Segment Start: Extracted entries
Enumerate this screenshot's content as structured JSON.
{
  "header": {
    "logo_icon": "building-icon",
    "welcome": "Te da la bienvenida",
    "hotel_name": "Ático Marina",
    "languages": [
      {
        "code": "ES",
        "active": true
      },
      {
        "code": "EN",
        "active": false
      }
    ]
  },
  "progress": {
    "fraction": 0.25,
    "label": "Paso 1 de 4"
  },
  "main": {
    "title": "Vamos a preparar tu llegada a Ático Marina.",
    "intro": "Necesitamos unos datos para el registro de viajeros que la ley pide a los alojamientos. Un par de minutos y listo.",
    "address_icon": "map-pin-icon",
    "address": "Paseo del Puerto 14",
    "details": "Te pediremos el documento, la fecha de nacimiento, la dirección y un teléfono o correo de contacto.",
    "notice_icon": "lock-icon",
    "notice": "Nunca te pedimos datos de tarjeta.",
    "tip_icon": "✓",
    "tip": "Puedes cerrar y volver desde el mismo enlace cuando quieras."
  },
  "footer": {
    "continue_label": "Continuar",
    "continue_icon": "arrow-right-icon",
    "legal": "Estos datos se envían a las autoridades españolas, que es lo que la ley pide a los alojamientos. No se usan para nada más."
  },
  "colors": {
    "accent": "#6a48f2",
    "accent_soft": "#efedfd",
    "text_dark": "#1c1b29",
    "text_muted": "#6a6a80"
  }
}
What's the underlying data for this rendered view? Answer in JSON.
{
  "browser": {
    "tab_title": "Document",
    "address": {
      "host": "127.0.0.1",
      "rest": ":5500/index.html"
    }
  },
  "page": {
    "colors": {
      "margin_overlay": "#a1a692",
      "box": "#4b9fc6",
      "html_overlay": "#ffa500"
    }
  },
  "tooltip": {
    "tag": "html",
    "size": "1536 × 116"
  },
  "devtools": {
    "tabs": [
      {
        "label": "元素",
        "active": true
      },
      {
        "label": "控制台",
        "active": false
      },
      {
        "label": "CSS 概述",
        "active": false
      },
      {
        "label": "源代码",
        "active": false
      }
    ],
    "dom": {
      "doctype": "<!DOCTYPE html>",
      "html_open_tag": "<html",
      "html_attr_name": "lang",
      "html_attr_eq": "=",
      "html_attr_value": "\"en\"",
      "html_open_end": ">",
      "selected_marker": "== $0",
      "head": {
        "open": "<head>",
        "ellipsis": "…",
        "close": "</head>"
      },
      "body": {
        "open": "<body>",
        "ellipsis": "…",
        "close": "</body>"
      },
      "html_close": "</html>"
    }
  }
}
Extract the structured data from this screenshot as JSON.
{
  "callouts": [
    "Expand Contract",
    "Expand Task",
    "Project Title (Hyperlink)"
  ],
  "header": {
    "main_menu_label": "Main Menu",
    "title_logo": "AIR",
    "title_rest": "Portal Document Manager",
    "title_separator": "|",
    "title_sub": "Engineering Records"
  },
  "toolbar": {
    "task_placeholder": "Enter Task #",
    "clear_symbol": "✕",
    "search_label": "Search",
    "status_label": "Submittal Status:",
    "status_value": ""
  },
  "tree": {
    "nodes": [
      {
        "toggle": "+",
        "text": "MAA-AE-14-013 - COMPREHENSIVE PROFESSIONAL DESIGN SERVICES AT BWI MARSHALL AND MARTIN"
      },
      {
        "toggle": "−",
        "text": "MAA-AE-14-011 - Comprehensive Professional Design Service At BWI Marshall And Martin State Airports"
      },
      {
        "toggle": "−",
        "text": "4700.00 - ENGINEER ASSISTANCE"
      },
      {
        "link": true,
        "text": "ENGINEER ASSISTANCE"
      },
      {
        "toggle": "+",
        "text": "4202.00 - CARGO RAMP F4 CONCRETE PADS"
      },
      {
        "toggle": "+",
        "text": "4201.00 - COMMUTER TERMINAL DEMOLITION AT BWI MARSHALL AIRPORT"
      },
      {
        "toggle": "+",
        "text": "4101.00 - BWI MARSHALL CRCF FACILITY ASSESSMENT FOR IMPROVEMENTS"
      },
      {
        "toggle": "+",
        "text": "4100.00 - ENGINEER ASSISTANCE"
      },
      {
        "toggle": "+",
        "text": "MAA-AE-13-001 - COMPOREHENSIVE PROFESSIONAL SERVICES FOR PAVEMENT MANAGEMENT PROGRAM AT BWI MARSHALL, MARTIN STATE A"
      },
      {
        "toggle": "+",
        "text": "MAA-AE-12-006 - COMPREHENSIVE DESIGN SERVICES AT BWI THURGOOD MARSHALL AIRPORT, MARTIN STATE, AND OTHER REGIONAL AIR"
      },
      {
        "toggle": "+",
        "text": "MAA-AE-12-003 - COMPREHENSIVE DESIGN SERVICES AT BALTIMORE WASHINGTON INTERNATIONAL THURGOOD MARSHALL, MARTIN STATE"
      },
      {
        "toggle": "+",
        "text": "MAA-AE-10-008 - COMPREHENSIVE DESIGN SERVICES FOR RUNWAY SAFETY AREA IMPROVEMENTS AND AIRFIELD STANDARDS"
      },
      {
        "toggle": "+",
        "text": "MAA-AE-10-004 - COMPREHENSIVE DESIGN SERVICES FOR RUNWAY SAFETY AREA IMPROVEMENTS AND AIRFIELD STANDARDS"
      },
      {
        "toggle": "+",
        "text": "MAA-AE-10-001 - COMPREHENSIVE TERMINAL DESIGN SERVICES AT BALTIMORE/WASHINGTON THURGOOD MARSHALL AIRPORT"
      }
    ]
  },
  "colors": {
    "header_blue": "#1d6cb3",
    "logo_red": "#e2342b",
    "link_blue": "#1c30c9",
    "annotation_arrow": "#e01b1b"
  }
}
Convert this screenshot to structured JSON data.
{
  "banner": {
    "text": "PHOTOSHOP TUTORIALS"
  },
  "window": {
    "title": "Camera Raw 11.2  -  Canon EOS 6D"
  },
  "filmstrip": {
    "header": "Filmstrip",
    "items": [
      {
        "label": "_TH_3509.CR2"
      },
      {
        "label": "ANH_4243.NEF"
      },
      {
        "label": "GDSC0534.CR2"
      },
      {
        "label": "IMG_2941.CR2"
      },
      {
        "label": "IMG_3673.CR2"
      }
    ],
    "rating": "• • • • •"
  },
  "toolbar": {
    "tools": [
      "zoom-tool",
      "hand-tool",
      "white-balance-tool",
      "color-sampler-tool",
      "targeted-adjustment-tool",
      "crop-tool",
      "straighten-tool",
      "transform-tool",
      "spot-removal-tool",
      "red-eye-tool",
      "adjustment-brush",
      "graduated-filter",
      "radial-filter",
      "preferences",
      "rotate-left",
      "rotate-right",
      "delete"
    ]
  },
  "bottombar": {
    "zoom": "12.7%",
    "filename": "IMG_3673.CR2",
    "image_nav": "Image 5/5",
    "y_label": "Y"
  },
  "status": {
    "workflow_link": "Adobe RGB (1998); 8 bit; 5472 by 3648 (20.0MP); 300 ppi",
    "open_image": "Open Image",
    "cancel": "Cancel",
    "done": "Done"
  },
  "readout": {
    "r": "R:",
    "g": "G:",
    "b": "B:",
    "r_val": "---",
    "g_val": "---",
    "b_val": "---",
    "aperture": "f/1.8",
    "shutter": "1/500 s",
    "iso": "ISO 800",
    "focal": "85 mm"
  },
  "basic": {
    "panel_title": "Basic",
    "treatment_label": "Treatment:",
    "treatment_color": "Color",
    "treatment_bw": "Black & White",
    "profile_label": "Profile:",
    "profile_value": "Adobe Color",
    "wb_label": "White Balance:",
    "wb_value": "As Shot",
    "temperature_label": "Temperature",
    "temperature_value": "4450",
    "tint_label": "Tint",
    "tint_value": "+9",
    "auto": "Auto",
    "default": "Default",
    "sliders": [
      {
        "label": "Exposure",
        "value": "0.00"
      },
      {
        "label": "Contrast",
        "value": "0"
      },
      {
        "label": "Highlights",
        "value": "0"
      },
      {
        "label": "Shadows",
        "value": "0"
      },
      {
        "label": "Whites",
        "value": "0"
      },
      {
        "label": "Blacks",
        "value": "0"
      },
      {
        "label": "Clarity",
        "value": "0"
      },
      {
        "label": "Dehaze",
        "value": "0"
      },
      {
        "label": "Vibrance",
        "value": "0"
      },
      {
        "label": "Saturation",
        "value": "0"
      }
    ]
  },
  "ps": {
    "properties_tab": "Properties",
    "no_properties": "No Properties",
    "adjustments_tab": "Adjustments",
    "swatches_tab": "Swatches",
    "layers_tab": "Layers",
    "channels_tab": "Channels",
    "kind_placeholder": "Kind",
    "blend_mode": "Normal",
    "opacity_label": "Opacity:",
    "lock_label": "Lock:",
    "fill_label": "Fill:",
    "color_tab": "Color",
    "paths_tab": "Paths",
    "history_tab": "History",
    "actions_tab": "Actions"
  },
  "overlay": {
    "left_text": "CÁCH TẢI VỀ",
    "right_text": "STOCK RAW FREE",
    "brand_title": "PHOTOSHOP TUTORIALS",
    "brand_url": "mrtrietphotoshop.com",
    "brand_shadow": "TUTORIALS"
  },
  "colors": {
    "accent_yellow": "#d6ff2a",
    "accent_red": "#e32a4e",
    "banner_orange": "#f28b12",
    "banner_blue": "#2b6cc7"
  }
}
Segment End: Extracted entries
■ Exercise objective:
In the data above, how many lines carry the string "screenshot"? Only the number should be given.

■ Solution to this problem:
3